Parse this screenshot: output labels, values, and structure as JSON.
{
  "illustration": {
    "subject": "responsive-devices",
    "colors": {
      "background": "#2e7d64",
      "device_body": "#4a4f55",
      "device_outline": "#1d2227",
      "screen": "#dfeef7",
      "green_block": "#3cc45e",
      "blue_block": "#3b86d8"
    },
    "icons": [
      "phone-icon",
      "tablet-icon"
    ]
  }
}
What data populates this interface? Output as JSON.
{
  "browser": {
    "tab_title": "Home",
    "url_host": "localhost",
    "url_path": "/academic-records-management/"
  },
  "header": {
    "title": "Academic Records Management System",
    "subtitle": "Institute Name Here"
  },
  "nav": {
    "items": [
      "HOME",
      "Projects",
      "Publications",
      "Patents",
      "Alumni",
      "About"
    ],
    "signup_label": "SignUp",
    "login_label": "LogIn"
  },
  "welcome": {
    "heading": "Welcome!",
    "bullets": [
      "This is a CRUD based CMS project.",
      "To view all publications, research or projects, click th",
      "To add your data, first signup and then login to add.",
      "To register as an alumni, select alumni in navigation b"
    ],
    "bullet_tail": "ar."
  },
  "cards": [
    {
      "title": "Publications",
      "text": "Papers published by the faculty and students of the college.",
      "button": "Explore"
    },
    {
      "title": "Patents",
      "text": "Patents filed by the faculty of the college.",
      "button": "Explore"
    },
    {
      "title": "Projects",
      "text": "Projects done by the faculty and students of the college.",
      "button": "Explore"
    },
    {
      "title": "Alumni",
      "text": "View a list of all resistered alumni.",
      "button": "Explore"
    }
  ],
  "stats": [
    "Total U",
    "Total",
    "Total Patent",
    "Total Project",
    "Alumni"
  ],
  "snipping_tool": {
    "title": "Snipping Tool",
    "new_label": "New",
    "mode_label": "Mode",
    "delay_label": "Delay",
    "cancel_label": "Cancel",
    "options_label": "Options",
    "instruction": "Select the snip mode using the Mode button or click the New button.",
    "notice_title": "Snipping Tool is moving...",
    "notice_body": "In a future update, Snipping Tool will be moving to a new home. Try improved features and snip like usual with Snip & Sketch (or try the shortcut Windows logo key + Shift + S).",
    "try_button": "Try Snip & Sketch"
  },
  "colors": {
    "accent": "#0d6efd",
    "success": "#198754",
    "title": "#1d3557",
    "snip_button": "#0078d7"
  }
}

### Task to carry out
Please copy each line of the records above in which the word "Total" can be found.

### Written response
    "Total U",
    "Total",
    "Total Patent",
    "Total Project",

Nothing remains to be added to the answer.